If you own your own business but do not have any other employees, you are still eligible to create a SIMPLE IRA for yourself. You may want to do this if your income is low, because while the elective deferral contribution limit in 2016 is $12,500, that money can be up to 100% of your compensation. You can also make catch-up contributions of up to $3,000 if you are 50 or over, which you cannot do in a SEP-IRA.
If you're willing to trade a little more paperwork for the option of contributing more money, consider an individual 401(k). As an employer for yourself, you can contribute up to 25% of your net self-employment income, but you can also make a contribution of up to $18,000 (in 2016) in your role as an employee. The two must not exceed $53,000 together, although you are allowed a $6,000 catch-up contribution if you're over 50. Your spouse (who works for your business) is also eligible to participate. The downside? Your taxes get more complicated, there are no ready-made generic forms to help you start up the plan, and you'll need to file an annual report with the IRS once the assets in your plan reach a certain threshold (currently $250,000).
Comparison of Retirement Plan Types
Up to 25% of net self-employment income, but not more than $53,000
Up to 100% of self-employment income, but not more than $12,500
Up to $18,000 as an employee contribution, plus up to 25% of net self-employment income, not to exceed $53,000 combined
Difficulty of setup and maintenance:
very easy: generic forms available; no further paperwork

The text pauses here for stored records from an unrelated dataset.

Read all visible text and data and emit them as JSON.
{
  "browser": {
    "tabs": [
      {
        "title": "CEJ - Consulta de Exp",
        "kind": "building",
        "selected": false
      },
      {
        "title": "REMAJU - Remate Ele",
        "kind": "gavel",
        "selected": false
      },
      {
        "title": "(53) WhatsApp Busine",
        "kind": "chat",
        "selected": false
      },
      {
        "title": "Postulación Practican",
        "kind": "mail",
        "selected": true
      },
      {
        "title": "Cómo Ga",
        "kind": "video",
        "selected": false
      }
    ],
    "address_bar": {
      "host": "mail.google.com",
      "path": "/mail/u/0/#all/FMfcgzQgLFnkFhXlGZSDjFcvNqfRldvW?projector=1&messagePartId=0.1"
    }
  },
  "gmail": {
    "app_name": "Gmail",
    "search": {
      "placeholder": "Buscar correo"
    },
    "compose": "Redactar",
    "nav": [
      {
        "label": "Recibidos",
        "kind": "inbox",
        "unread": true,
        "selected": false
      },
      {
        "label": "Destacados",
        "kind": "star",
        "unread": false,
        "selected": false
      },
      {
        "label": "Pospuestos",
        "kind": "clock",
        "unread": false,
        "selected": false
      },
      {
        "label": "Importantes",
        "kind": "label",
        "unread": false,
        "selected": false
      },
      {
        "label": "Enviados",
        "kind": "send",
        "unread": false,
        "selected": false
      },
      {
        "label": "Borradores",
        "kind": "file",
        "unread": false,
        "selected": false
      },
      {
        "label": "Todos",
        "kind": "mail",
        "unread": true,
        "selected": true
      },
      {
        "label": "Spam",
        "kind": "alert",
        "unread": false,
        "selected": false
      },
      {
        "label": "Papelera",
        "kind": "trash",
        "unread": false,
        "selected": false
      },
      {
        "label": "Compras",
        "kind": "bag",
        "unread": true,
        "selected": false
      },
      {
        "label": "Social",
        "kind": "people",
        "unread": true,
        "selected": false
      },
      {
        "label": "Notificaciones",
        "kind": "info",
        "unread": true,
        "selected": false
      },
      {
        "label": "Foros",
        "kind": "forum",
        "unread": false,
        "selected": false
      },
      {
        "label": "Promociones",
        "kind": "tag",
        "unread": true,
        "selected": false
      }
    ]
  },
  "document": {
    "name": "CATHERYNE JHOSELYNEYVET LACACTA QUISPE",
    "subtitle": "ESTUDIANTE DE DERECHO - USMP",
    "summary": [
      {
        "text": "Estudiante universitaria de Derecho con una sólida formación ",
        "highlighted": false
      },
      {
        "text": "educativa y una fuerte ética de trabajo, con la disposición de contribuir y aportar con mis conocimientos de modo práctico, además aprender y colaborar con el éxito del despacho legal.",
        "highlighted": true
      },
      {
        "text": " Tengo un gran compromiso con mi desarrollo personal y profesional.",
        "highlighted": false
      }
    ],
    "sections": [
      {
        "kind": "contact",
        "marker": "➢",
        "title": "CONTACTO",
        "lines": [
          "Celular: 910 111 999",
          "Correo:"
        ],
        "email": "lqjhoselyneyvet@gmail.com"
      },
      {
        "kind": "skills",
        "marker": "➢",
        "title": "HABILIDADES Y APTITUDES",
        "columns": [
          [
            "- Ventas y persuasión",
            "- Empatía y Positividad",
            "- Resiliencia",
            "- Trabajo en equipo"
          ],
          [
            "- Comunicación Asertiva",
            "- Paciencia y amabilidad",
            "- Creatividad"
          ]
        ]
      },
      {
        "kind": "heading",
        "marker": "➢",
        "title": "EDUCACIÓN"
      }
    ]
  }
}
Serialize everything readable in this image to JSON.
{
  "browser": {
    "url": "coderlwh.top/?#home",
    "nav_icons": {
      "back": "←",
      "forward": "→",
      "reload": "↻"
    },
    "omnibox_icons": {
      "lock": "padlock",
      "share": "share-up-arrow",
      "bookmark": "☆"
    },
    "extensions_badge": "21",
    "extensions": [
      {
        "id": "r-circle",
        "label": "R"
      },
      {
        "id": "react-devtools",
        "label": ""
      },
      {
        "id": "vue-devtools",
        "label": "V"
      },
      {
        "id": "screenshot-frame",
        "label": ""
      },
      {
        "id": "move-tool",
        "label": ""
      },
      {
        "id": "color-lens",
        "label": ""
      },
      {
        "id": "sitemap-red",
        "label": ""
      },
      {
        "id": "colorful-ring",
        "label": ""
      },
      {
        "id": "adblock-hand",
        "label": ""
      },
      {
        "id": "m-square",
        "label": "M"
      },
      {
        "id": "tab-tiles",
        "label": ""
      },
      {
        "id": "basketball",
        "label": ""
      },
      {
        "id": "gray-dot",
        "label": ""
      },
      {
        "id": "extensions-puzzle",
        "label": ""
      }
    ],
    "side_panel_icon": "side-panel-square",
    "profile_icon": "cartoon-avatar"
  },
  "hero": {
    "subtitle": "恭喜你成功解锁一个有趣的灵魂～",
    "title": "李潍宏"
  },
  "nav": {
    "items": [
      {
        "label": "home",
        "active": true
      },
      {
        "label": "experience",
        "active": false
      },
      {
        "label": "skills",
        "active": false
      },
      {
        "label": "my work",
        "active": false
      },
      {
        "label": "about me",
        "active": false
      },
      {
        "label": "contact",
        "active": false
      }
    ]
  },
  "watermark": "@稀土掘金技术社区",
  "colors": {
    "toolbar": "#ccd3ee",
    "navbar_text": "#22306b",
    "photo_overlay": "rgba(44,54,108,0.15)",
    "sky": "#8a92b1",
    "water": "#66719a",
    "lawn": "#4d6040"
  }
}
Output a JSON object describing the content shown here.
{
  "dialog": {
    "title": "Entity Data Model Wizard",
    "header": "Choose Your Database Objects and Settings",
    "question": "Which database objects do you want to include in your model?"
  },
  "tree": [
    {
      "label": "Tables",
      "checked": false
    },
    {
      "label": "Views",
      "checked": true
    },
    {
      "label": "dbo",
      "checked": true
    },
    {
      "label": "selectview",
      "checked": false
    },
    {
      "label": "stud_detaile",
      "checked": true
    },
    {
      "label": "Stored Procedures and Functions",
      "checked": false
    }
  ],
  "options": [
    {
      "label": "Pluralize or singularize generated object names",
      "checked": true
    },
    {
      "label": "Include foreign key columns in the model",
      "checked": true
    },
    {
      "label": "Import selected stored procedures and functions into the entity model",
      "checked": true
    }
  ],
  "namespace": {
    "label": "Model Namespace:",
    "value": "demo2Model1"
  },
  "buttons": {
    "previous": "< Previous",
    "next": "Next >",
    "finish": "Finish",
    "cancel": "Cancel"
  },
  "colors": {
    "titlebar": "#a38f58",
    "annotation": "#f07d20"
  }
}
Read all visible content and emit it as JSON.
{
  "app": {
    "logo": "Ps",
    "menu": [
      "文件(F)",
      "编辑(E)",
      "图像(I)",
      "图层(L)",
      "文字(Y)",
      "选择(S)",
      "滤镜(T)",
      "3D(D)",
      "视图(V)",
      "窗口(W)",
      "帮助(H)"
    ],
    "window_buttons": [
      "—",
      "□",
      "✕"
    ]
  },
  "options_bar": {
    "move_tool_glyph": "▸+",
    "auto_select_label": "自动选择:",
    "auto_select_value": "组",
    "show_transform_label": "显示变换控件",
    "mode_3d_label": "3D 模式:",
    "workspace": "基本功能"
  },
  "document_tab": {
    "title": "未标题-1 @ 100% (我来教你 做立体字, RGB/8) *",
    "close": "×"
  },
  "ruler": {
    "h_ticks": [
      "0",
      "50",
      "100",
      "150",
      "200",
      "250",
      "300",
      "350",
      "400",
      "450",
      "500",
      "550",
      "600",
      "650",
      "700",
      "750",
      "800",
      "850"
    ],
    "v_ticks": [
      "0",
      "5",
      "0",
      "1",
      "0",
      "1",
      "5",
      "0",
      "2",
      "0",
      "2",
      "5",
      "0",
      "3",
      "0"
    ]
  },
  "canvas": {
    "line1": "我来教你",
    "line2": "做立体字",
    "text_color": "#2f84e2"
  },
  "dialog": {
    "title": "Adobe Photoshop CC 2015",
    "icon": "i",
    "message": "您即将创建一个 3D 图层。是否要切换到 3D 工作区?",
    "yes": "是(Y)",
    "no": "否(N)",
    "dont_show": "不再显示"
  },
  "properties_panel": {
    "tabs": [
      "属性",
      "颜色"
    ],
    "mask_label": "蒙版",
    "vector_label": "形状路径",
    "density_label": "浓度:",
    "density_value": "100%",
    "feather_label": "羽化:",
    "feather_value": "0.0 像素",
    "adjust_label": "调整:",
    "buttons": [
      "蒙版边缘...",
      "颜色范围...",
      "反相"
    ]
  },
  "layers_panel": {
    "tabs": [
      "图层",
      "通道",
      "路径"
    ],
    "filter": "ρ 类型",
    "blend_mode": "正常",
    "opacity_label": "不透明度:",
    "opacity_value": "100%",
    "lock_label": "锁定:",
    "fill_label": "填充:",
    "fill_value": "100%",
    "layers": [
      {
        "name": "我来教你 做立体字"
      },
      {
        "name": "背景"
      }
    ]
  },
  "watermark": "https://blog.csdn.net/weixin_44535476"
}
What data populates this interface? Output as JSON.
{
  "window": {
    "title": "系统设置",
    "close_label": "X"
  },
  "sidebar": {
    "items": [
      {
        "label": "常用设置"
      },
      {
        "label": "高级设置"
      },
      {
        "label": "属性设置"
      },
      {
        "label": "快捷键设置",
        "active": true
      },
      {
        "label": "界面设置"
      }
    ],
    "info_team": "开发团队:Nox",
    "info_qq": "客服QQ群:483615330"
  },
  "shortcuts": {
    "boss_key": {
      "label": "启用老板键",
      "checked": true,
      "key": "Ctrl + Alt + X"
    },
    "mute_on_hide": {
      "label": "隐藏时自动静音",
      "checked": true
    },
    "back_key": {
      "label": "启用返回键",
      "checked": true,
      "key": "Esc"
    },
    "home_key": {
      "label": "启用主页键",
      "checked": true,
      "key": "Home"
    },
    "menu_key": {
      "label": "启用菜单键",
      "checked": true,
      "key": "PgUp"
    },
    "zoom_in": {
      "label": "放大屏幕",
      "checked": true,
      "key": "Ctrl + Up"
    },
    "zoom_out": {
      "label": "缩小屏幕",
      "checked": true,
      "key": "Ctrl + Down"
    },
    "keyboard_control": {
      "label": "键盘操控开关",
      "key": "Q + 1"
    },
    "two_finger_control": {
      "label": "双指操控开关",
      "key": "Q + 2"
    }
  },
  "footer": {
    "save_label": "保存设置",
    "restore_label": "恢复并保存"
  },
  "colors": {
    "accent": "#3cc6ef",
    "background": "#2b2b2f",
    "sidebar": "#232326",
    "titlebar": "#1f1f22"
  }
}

easy: generic forms available; required annual notice to employees
more complex: significant record-keeping and paperwork necessary; higher administrative fees
Best plan for:
independent contractor or very small business owner
small business owner (no additional employees up to 100 employees)
sole proprietor and spouse (if employed by the business)
Catch-up contributions for those 50+:
Small business employee coverage requirements (if appropriate):
employees who are at least 21 years old, have been employed for 3 of the past 5 years, and earned at least $600 per year.
employees who have earned income of at least $5,000 in the past 2 years and are likely to do so again this year
covers only business owner; plan must change if employees other than spouse are hired
you as employer can decide whether to contribute and how much without any paperwork (all eligible employees—even if you're the only one— must receive the same percentage)
you as employer can match employee contributions (including your own) of up to 3% of salary or contribute a 2% match to all eligible employees; if you want to change the percentage or type of contribution, you must do so in writing before implementing the change
you as employer can change the percentage of the company's match, plus you as employee can change your contribution, but both require paperwork
Start Saving for Retirement Today
Don't delay! Choose the plan that's right for you and get started as soon as possible. Due to the magic of compounding interest, the younger you are when you start, the less you'll have to pull out of your paychecks to reach your goal. Even if you're brand-new to the freelance life or your business has only just become eligible, open a plan and start contributing. It will become a habit, you'll see tax benefits, and you'll end up with a nest egg you wouldn't otherwise have had.